Making Sense of Data to Promote Effortless Healthy Eating Habits and Autonomy for Older Adults
One major cause of older adults’ frailty in many countries is malnutrition. A study from January 2015 reported that 1 in every 6 seniors reaching the emergency room are malnourished (Pereira, Bulik, Weaver, Holland, & Platts-Mills, 2015) and those at risk of malnutrition are estimated to be as much as 2/3. Malnutrition can have serious consequences on one’s health and independence. Being unable to follow a healthy diet will most likely lead older adults into a vicious cycle: functional decline leads to malnutrition and malnutrition leads to further decline.
The project will create a system to gather and manage all the data that is relevant for the recommendation of a healthy diet, coming from different sources: sensors for activity monitoring, user reported data, country-specific food databases, retailers’ information, producers’ information, service providers’ information. By making sense of all the data, the central intelligent system can generate recommendations that range from meals to physical activity or other healthy behaviours and prompt people to adopt a healthier lifestyle against malnutrition. With its intelligent treatment of the data, along with the recommendations, the project will provide the conditions for the ‘flat-rate food’ concept to become a reality.
The project is born out of previous knowledge from the different partners and it is designed to build on a strong contribution from field implementations in the three countries participating in it: Portugal (R&D + food supplier + end-user), United Kingdom (food supplier + end-user) and the Netherlands (independent end-user).
Because food can take various forms, our idea is also to acknowledge and work with these different ways of consuming food, e.g. retailers, food producers, pre-prepared food or the well-known concept of meals-on-wheels.

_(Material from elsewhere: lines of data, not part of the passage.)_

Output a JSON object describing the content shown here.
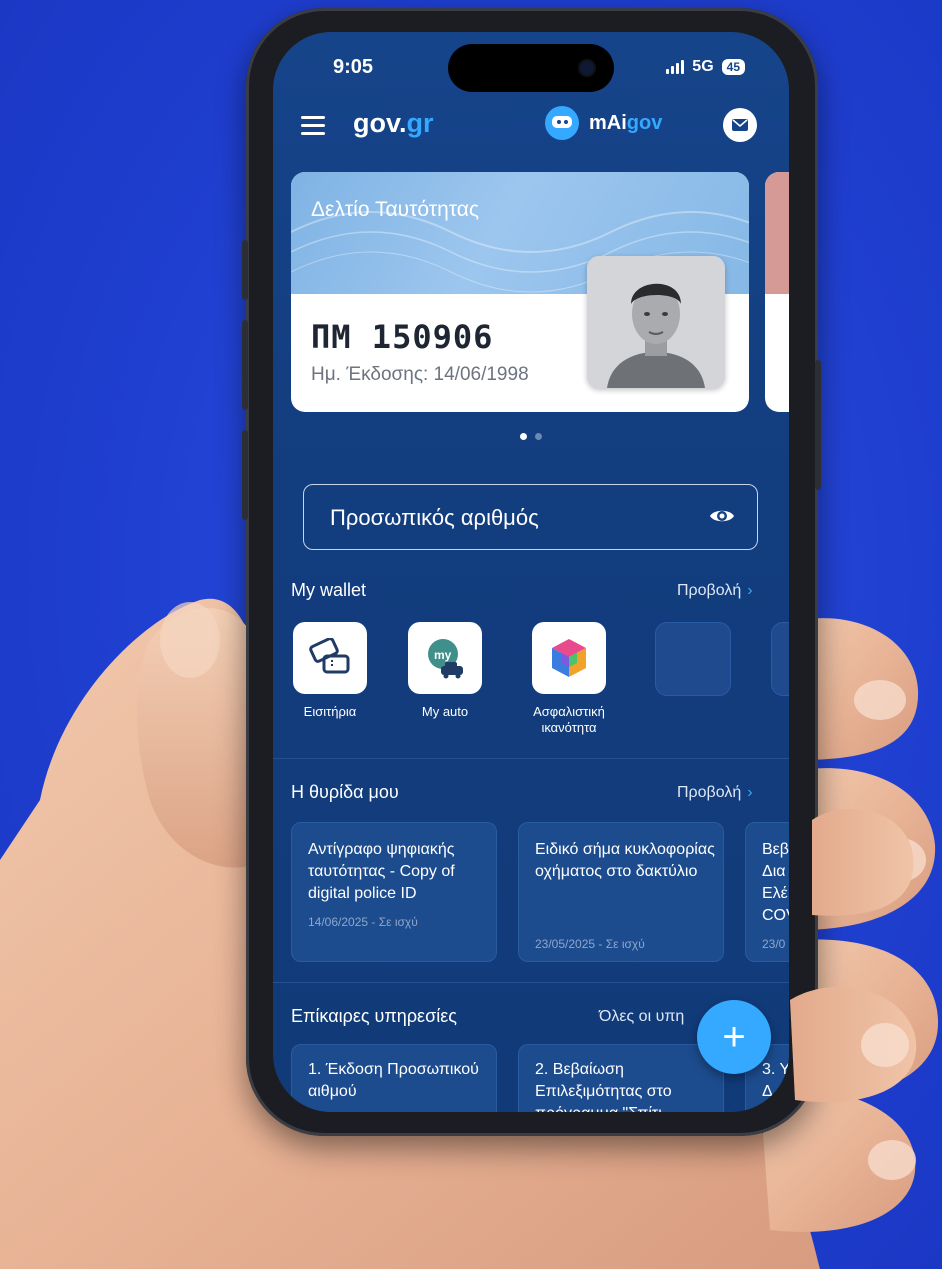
{
  "status": {
    "time": "9:05",
    "network": "5G",
    "battery": "45"
  },
  "header": {
    "brand_main": "gov.",
    "brand_suffix": "gr",
    "assistant_main": "mAi",
    "assistant_suffix": "gov"
  },
  "id_card": {
    "title": "Δελτίο Ταυτότητας",
    "number": "ΠΜ 150906",
    "issue_date": "Ημ. Έκδοσης: 14/06/1998"
  },
  "personal_number": {
    "label": "Προσωπικός αριθμός"
  },
  "wallet": {
    "title": "My wallet",
    "view_label": "Προβολή",
    "items": [
      {
        "label": "Εισιτήρια",
        "icon": "tickets-icon"
      },
      {
        "label": "My auto",
        "icon": "my-auto-icon"
      },
      {
        "label": "Ασφαλιστική ικανότητα",
        "icon": "insurance-cube-icon"
      }
    ]
  },
  "inbox": {
    "title": "Η θυρίδα μου",
    "view_label": "Προβολή",
    "docs": [
      {
        "title": "Αντίγραφο ψηφιακής ταυτότητας - Copy of digital police ID",
        "meta": "14/06/2025 - Σε ισχύ"
      },
      {
        "title": "Ειδικό σήμα κυκλοφορίας οχήματος στο δακτύλιο",
        "meta": "23/05/2025 - Σε ισχύ"
      },
      {
        "title": "Βεβ Δια Ελέ COV",
        "meta": "23/0"
      }
    ]
  },
  "services": {
    "title": "Επίκαιρες υπηρεσίες",
    "view_label": "Όλες οι υπη",
    "items": [
      {
        "title": "1. Έκδοση Προσωπικού αιθμού"
      },
      {
        "title": "2. Βεβαίωση Επιλεξιμότητας στο πρόγραμμα \"Σπίτι"
      },
      {
        "title": "3. Υ Δ"
      }
    ]
  },
  "fab": {
    "label": "+"
  },
  "colors": {
    "background": "#1f3fd0",
    "screen": "#16448a",
    "accent": "#35a8ff"
  }
}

FhP-AICOS (coordinator); Can Cook CIC; Red Ninja Ltd; Santa Casa da Misericórdia de Lisboa; Sonae Modelo Continente SA; Unie KBO – Unie van Katholieke Bonden van Ouderen.

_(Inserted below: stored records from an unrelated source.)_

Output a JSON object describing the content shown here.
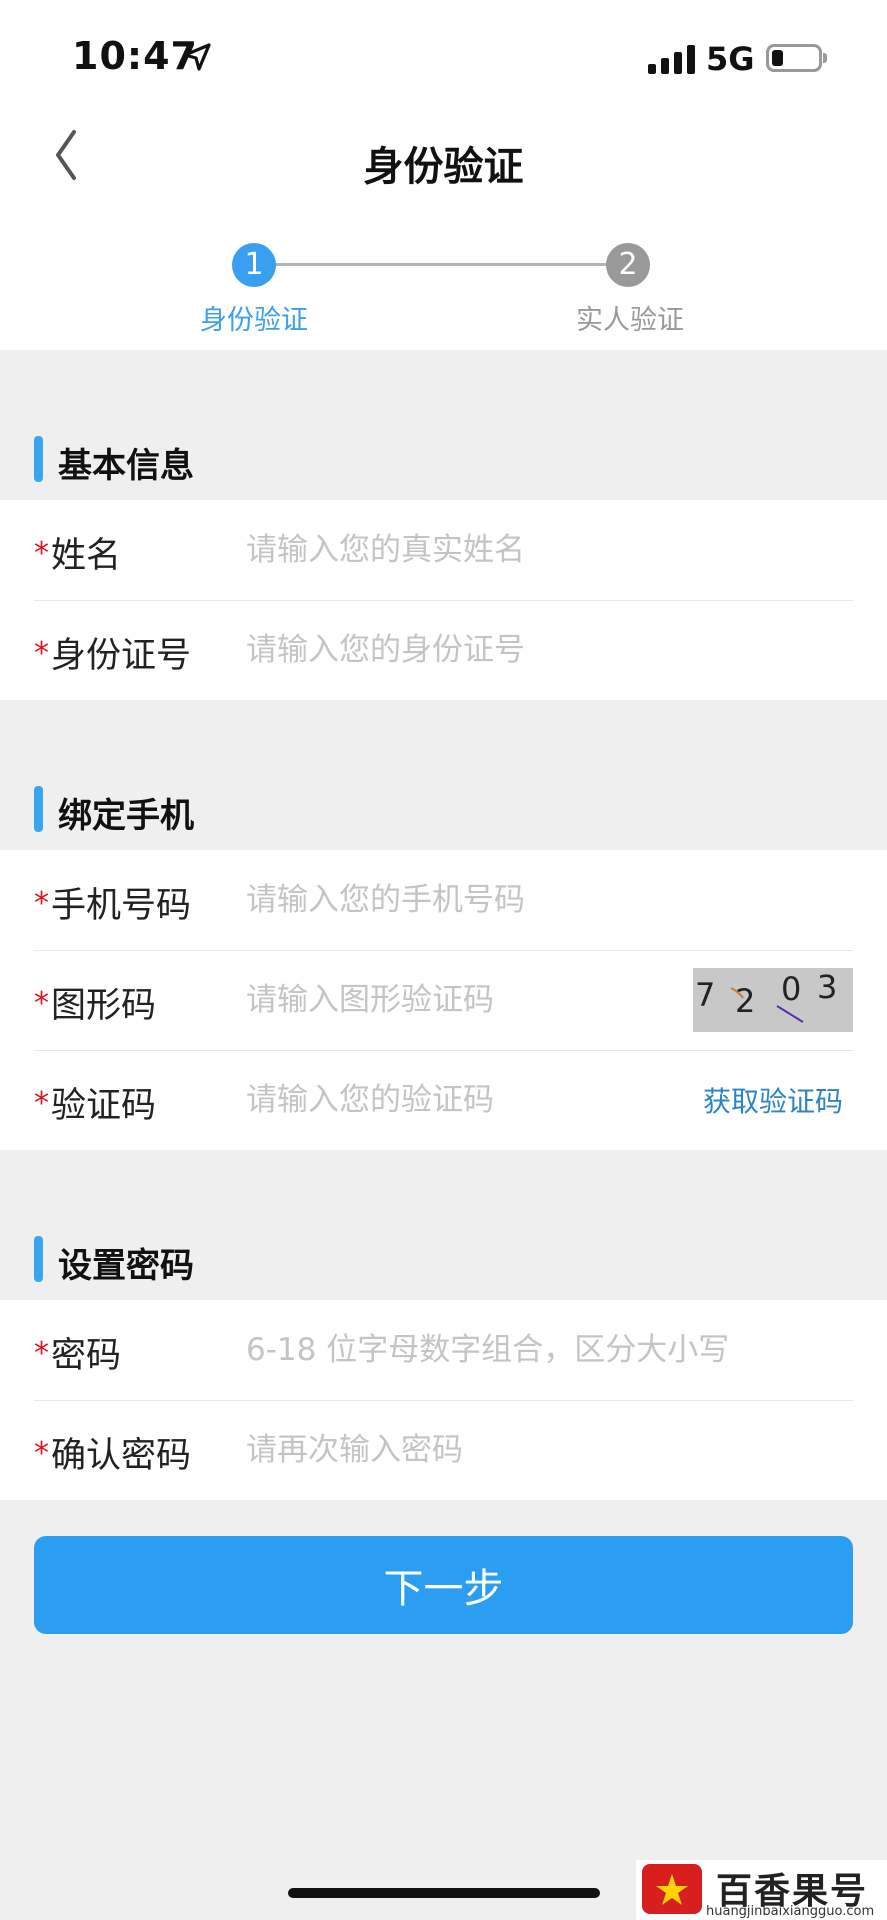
{
  "status_bar": {
    "time": "10:47",
    "network": "5G"
  },
  "nav": {
    "title": "身份验证"
  },
  "steps": [
    {
      "number": "1",
      "label": "身份验证",
      "active": true
    },
    {
      "number": "2",
      "label": "实人验证",
      "active": false
    }
  ],
  "sections": {
    "basic": {
      "title": "基本信息",
      "name": {
        "required": "*",
        "label": "姓名",
        "placeholder": "请输入您的真实姓名"
      },
      "id_number": {
        "required": "*",
        "label": "身份证号",
        "placeholder": "请输入您的身份证号"
      }
    },
    "phone": {
      "title": "绑定手机",
      "mobile": {
        "required": "*",
        "label": "手机号码",
        "placeholder": "请输入您的手机号码"
      },
      "captcha": {
        "required": "*",
        "label": "图形码",
        "placeholder": "请输入图形验证码",
        "digits": [
          "7",
          "2",
          "0",
          "3"
        ]
      },
      "code": {
        "required": "*",
        "label": "验证码",
        "placeholder": "请输入您的验证码",
        "action": "获取验证码"
      }
    },
    "password": {
      "title": "设置密码",
      "password": {
        "required": "*",
        "label": "密码",
        "placeholder": "6-18 位字母数字组合，区分大小写"
      },
      "confirm": {
        "required": "*",
        "label": "确认密码",
        "placeholder": "请再次输入密码"
      }
    }
  },
  "next_button": "下一步",
  "watermark": {
    "brand": "百香果号",
    "url": "huangjinbaixiangguo.com"
  },
  "colors": {
    "accent": "#2b9ef2",
    "required": "#d9161b",
    "link": "#2c83c9"
  }
}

To develop a convenient system that leverages the potential of the Internet of Things to guarantee longer living at home by tackling malnutrition. We will do this by:

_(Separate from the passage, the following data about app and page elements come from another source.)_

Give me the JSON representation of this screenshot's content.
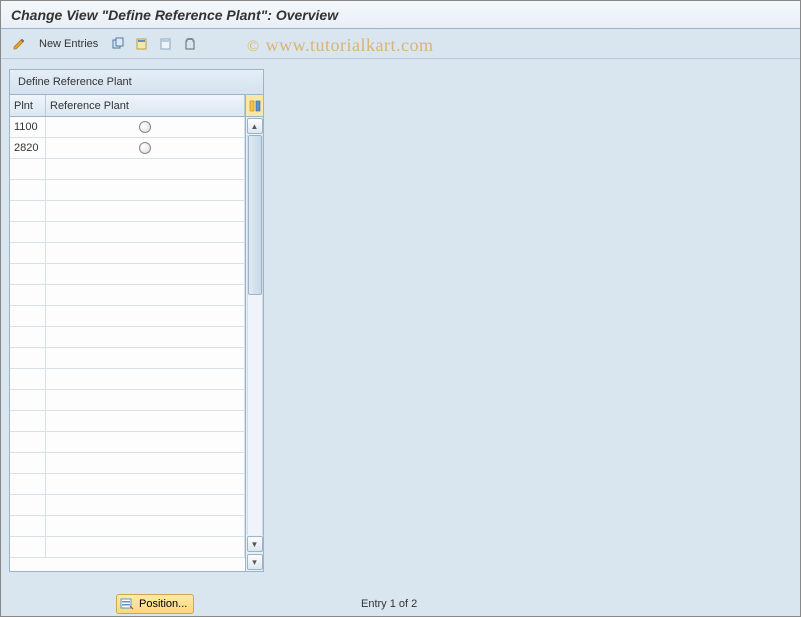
{
  "title": "Change View \"Define Reference Plant\": Overview",
  "watermark": "www.tutorialkart.com",
  "toolbar": {
    "new_entries_label": "New Entries"
  },
  "panel": {
    "header": "Define Reference Plant",
    "columns": {
      "plnt": "Plnt",
      "reference_plant": "Reference Plant"
    },
    "rows": [
      {
        "plnt": "1100",
        "reference_plant": ""
      },
      {
        "plnt": "2820",
        "reference_plant": ""
      }
    ],
    "empty_row_count": 19
  },
  "footer": {
    "position_label": "Position...",
    "entry_info": "Entry 1 of 2"
  },
  "colors": {
    "background": "#d9e5ef",
    "border": "#9db4c8",
    "header_gradient_light": "#f4f8fb",
    "header_gradient_dark": "#e8eff6",
    "position_button": "#f9d97a"
  }
}
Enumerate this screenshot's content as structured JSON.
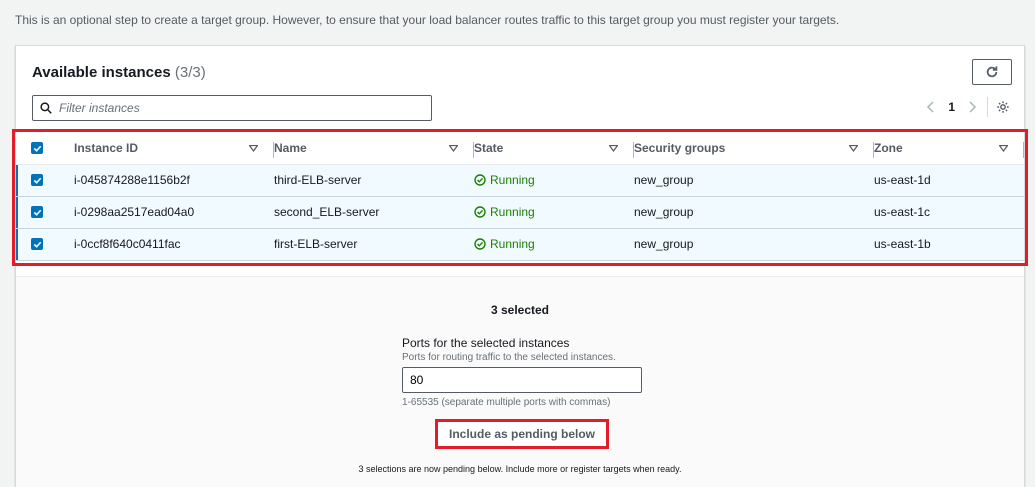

> Helping older adults manage their groceries shopping;
> Leveraging the power of local communities to assist each other in food related aspects;
> Providing intelligent and healthy food and meal recommendations to older adults based on health characteristics, lifestyle, culture, resources, availability, local production and season;
> Creating a comprehensive system that brings together the needs of consumers, retailers and food producers;
> Proving the concept of ‘flat-rate food’ on field trials.
For any additional information, please contact us using the inquiries form.